EXERCISE BRIEF - Nothing but a number belongs in the answer: the count of lines below that contain the word "triangle".

DATA RECORDS -
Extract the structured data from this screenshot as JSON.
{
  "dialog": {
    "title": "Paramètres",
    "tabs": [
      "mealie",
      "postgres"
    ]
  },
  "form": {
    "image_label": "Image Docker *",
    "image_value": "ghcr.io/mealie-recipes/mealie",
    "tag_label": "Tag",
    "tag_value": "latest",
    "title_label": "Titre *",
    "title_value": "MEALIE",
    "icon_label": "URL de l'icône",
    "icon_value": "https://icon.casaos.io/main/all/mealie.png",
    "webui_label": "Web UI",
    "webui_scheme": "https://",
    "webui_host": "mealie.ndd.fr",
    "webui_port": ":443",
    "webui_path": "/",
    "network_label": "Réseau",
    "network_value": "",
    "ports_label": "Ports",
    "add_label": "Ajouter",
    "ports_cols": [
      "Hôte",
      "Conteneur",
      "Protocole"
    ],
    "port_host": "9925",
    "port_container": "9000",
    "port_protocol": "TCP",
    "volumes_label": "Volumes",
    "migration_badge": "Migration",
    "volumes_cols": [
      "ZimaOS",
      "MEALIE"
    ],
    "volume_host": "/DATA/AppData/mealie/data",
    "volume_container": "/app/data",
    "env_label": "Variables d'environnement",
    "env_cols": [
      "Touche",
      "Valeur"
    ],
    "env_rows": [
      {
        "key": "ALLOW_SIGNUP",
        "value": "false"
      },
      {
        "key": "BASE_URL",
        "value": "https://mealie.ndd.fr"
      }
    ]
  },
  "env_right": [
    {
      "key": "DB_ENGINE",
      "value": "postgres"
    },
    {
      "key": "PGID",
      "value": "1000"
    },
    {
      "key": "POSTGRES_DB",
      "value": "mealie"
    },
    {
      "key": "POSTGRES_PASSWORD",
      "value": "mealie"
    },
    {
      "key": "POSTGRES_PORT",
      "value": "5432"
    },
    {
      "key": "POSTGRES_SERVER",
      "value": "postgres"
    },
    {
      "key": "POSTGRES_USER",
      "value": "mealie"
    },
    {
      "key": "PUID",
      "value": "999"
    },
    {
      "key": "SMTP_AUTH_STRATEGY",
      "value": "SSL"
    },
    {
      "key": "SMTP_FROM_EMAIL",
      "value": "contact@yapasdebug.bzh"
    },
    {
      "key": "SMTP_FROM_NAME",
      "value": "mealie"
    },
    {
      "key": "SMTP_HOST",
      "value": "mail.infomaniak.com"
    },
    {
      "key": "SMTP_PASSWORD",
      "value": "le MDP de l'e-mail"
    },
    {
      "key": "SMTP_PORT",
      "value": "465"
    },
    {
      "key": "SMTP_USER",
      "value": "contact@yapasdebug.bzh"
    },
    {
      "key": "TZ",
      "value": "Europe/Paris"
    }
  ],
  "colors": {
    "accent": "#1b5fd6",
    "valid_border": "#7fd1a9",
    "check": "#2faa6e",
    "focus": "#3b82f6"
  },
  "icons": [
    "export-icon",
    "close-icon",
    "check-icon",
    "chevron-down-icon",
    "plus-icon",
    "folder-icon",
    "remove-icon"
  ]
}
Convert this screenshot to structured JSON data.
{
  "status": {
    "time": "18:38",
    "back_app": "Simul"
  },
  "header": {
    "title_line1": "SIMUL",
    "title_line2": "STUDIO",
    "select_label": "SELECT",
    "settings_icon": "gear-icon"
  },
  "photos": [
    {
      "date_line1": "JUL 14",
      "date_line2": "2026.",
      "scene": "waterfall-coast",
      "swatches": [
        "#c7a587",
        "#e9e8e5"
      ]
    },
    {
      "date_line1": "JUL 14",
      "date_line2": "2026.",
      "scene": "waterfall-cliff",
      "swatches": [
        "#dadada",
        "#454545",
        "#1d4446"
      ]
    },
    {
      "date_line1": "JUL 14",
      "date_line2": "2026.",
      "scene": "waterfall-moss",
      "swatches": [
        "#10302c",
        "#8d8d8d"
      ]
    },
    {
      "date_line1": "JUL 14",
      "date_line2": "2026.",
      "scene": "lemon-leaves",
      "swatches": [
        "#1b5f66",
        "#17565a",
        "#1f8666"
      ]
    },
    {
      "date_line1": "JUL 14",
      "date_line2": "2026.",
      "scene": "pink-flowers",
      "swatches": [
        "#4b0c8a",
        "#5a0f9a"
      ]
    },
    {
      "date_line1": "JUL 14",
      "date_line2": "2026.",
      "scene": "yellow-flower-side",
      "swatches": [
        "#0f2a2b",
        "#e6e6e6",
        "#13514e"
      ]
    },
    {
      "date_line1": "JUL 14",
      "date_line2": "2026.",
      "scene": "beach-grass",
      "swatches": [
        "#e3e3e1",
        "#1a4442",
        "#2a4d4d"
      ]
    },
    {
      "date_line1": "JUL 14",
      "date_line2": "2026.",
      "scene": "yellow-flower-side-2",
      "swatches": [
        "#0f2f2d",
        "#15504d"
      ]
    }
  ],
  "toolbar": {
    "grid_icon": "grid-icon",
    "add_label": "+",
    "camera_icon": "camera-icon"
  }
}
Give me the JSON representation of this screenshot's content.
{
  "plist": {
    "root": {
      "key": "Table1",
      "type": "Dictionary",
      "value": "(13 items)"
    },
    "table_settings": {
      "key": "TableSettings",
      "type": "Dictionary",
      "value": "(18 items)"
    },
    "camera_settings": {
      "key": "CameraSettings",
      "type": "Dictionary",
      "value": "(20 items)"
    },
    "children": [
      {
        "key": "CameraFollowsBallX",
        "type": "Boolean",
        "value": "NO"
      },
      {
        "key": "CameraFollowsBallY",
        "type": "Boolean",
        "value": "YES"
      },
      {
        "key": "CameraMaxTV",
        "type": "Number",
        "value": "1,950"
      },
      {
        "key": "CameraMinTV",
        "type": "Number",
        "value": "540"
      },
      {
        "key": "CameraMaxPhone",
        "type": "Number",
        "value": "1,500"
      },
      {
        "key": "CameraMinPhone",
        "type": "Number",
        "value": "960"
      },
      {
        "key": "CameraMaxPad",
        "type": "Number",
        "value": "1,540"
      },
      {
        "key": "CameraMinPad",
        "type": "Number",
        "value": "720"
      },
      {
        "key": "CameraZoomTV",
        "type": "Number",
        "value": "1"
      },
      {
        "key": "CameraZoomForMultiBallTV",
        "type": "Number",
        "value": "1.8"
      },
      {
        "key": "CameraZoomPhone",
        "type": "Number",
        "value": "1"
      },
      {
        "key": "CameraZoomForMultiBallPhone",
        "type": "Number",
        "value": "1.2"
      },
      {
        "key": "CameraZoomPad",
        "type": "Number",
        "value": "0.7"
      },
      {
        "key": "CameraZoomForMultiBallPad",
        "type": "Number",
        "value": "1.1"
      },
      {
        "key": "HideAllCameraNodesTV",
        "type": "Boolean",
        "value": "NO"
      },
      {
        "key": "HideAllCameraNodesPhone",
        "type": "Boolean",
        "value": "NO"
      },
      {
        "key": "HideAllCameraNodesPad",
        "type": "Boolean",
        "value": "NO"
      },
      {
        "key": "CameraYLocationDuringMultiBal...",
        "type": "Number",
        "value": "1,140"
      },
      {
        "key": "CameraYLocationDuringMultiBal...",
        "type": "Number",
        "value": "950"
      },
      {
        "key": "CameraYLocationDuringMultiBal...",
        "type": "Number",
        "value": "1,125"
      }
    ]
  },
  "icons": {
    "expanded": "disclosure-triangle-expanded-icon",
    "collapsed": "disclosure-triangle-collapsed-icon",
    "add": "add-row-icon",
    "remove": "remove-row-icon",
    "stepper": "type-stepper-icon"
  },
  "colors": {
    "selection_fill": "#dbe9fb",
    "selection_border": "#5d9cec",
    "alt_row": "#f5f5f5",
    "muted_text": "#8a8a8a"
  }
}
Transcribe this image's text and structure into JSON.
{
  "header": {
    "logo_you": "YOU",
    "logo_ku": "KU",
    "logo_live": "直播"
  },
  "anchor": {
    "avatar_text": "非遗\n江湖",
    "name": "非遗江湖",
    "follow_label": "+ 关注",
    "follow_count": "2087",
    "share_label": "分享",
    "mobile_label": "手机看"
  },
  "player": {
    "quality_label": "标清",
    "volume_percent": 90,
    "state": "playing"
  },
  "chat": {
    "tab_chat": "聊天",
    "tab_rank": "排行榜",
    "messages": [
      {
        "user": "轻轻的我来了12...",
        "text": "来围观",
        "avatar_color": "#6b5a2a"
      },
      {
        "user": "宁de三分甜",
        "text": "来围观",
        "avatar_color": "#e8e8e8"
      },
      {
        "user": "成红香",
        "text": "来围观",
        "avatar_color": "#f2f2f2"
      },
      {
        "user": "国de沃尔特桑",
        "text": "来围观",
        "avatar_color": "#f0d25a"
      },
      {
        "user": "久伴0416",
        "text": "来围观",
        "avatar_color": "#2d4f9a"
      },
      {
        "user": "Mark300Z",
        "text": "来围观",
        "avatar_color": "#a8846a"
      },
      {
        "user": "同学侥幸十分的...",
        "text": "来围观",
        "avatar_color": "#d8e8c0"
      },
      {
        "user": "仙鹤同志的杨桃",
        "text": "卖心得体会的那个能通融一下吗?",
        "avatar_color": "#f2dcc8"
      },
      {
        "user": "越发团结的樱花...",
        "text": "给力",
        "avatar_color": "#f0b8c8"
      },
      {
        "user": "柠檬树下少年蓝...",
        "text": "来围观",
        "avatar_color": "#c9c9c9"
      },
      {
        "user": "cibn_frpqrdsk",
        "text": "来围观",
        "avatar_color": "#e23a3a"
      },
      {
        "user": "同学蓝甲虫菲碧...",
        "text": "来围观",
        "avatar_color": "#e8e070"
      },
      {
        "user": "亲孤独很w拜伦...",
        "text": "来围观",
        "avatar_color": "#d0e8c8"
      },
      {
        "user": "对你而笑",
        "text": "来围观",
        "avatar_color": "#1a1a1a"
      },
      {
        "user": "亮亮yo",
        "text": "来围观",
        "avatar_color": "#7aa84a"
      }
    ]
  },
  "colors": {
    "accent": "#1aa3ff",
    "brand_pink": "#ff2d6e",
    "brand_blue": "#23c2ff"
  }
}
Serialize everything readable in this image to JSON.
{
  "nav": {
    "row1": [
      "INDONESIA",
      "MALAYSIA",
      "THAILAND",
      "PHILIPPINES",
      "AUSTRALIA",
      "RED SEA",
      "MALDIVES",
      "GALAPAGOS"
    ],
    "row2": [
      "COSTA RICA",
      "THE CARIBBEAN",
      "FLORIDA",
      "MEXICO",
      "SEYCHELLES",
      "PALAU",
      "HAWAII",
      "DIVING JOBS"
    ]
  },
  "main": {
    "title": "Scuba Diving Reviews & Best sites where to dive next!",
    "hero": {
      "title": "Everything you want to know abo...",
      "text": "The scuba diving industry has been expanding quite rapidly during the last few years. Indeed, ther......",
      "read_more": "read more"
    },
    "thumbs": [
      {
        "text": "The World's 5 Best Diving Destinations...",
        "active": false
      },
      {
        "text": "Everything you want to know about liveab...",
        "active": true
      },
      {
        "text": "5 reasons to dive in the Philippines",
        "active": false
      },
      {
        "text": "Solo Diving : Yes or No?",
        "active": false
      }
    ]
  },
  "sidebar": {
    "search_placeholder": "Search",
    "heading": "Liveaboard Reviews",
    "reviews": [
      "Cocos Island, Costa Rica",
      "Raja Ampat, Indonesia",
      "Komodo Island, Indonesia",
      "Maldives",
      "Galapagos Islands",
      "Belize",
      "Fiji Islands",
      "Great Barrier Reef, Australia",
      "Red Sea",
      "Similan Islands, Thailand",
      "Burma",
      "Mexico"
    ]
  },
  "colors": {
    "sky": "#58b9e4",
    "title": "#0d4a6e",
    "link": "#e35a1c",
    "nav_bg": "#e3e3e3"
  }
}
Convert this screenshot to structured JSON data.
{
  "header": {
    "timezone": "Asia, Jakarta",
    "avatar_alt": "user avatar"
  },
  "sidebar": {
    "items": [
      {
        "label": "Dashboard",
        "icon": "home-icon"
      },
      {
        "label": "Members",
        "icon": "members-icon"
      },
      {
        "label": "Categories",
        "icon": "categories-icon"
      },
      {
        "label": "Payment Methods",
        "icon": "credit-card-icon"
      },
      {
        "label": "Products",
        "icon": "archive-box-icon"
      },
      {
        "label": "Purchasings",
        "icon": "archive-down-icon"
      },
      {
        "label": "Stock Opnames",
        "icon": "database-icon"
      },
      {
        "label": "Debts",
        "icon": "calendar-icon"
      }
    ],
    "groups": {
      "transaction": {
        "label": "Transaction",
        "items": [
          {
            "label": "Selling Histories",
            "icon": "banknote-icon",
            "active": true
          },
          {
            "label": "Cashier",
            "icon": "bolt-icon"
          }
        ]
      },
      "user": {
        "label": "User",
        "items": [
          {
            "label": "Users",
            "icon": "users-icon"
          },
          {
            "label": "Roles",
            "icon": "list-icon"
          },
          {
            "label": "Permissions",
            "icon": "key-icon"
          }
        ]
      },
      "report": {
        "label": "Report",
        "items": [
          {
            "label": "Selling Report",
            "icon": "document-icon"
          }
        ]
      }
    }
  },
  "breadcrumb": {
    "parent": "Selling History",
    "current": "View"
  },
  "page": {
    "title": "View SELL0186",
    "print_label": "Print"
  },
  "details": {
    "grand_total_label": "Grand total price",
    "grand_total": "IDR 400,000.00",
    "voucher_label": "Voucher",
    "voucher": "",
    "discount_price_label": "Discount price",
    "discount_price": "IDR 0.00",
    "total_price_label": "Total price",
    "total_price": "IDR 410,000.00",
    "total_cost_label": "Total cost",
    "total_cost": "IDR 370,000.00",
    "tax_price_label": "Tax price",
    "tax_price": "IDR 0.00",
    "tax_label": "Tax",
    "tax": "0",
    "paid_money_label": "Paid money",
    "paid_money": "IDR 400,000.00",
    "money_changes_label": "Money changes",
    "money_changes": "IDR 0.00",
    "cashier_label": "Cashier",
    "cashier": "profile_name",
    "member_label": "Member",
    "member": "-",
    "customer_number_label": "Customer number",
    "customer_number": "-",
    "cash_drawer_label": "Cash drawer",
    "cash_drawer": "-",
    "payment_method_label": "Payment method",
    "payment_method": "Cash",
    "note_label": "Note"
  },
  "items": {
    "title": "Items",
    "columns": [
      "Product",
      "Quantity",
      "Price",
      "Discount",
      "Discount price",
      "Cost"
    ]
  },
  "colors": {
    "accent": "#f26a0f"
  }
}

ANSWER BOX - 2